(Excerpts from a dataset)
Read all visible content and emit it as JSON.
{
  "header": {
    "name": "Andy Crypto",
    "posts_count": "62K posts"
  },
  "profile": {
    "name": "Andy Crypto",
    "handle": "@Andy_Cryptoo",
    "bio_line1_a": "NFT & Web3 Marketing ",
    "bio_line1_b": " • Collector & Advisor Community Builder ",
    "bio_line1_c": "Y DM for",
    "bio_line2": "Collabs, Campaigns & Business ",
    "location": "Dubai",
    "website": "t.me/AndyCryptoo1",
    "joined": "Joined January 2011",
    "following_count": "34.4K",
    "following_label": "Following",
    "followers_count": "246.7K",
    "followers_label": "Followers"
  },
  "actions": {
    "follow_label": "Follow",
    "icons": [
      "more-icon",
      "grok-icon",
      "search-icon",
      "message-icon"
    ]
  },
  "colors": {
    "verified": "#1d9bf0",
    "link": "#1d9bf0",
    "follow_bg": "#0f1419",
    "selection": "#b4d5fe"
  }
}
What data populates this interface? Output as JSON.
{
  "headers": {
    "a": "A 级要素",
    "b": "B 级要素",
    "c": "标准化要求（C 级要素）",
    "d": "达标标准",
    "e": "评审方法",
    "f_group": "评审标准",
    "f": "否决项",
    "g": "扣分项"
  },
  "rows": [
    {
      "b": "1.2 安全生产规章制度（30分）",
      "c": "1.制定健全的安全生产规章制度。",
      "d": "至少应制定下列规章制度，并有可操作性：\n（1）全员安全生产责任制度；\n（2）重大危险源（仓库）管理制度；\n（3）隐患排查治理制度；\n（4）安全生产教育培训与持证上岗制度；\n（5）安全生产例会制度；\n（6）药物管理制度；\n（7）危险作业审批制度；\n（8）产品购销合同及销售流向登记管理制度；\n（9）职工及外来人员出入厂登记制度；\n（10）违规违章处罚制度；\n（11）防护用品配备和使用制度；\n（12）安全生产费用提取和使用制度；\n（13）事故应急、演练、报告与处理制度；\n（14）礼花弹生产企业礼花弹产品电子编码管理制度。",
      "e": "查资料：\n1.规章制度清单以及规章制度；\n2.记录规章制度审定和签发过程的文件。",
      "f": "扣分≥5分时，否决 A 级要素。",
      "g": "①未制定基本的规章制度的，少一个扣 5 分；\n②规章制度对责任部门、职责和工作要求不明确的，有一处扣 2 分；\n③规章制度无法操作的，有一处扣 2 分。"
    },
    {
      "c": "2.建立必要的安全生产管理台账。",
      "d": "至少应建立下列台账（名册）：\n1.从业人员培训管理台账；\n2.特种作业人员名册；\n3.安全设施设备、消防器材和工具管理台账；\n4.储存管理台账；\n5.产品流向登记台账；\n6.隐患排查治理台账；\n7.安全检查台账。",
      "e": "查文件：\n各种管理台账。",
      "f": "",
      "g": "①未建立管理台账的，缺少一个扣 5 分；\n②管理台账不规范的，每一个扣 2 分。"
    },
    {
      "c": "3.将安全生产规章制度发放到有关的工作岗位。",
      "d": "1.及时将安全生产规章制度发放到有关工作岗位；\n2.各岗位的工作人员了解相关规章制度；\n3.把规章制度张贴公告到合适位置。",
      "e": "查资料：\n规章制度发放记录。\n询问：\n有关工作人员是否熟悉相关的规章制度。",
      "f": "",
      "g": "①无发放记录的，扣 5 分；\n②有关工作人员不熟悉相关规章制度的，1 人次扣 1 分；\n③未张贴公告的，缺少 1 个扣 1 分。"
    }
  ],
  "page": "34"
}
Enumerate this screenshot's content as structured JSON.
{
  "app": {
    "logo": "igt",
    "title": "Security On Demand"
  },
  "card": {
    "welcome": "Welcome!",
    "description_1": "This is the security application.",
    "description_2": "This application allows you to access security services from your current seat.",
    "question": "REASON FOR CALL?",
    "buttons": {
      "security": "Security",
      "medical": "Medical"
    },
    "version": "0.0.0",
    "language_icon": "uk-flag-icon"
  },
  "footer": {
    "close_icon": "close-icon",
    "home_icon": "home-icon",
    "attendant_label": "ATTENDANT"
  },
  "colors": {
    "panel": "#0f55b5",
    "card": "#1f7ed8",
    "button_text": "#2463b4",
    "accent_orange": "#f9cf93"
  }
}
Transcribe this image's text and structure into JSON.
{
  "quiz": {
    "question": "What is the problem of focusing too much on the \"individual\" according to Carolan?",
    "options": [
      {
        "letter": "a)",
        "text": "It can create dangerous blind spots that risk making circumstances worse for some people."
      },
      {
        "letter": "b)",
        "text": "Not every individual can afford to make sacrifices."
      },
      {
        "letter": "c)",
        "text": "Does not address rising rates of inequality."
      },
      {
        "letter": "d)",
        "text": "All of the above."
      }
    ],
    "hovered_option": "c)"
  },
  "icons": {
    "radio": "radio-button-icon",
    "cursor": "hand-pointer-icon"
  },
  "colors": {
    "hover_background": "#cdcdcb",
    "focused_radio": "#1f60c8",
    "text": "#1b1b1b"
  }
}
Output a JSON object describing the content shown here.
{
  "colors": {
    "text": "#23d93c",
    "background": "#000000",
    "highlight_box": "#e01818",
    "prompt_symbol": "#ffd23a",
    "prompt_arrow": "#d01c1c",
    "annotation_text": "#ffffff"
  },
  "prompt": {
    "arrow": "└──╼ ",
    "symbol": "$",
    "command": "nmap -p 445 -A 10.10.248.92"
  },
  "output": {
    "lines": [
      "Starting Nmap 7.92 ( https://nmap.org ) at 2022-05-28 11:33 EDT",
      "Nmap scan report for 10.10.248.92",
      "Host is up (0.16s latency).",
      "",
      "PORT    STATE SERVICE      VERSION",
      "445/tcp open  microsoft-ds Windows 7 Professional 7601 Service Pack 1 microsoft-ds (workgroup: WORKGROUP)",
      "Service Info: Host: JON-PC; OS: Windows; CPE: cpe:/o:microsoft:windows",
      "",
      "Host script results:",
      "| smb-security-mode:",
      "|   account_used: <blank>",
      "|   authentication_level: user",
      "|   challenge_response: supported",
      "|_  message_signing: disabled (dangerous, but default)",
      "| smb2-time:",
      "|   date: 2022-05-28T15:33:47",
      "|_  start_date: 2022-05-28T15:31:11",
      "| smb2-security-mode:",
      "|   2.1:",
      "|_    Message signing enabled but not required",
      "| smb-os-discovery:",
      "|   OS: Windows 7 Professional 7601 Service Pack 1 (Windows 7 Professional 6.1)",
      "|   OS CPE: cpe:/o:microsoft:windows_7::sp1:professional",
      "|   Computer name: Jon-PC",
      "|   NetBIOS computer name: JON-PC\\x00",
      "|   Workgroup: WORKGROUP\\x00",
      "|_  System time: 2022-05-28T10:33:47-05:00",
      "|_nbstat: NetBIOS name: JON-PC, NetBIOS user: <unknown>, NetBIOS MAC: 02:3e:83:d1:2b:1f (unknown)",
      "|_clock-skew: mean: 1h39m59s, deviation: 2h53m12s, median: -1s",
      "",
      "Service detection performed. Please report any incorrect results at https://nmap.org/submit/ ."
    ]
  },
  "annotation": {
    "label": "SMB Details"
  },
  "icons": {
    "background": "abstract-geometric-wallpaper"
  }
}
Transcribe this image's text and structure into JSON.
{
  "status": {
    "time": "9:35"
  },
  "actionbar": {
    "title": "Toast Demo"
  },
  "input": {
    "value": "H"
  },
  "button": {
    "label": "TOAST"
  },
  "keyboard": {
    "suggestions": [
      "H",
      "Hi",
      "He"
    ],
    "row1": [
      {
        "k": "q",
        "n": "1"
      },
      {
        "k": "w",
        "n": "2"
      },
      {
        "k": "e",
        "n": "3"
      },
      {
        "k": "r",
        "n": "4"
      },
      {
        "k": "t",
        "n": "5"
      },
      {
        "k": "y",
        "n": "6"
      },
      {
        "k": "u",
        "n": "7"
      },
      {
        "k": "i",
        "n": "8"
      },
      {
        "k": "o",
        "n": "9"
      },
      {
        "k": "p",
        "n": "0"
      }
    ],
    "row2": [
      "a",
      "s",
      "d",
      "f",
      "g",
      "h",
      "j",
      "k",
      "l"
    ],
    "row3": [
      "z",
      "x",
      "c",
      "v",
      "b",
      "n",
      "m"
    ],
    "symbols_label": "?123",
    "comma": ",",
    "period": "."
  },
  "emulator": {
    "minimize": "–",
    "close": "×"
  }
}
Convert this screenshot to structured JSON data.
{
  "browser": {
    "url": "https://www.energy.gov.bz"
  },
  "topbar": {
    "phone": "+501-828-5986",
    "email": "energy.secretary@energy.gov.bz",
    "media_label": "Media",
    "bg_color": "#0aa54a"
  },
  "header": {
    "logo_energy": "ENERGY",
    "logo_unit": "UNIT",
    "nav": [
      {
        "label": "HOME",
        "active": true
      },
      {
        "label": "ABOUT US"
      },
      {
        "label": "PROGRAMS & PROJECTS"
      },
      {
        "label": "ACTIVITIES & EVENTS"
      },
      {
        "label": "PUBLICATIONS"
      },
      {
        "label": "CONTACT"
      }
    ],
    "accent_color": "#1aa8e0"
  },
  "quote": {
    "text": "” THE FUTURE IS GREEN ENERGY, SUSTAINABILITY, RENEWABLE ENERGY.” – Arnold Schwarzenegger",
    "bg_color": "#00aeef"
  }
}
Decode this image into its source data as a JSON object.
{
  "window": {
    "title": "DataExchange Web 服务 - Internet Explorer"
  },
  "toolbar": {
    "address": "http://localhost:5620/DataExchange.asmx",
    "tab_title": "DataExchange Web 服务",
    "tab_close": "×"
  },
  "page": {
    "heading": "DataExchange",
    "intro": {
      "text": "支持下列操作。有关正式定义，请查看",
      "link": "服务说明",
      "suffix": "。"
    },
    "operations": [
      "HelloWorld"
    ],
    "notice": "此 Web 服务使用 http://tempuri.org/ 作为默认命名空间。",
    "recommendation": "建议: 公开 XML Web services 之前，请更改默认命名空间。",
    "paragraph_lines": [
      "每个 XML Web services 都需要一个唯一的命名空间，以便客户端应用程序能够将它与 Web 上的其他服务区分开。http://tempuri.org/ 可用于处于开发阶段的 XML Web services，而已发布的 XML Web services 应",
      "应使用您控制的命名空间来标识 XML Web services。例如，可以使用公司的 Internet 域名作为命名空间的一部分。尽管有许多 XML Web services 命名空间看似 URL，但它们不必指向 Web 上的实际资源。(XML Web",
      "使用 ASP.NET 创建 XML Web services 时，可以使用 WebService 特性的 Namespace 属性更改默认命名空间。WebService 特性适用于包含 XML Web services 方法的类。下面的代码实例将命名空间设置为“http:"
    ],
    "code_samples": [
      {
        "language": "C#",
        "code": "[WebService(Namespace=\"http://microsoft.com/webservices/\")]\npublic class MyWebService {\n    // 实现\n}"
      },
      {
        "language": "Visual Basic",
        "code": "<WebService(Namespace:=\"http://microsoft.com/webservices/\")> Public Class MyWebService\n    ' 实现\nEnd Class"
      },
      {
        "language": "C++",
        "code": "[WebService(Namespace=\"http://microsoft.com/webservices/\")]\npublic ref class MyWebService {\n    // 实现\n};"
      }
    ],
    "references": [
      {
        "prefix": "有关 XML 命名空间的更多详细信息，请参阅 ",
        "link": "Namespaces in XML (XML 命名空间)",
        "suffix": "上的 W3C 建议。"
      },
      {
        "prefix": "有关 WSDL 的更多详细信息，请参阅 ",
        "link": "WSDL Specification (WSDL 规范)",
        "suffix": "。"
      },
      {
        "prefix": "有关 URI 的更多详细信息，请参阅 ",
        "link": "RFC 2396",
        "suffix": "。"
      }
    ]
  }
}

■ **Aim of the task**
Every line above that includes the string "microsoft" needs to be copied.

■ **Exercise output**
      "445/tcp open  microsoft-ds Windows 7 Professional 7601 Service Pack 1 microsoft-ds (workgroup: WORKGROUP)",
      "Service Info: Host: JON-PC; OS: Windows; CPE: cpe:/o:microsoft:windows",
      "|   OS CPE: cpe:/o:microsoft:windows_7::sp1:professional",
        "code": "[WebService(Namespace=\"http://microsoft.com/webservices/\")]\npublic class MyWebService {\n    // 实现\n}"
        "code": "<WebService(Namespace:=\"http://microsoft.com/webservices/\")> Public Class MyWebService\n    ' 实现\nEnd Class"
        "code": "[WebService(Namespace=\"http://microsoft.com/webservices/\")]\npublic ref class MyWebService {\n    // 实现\n};"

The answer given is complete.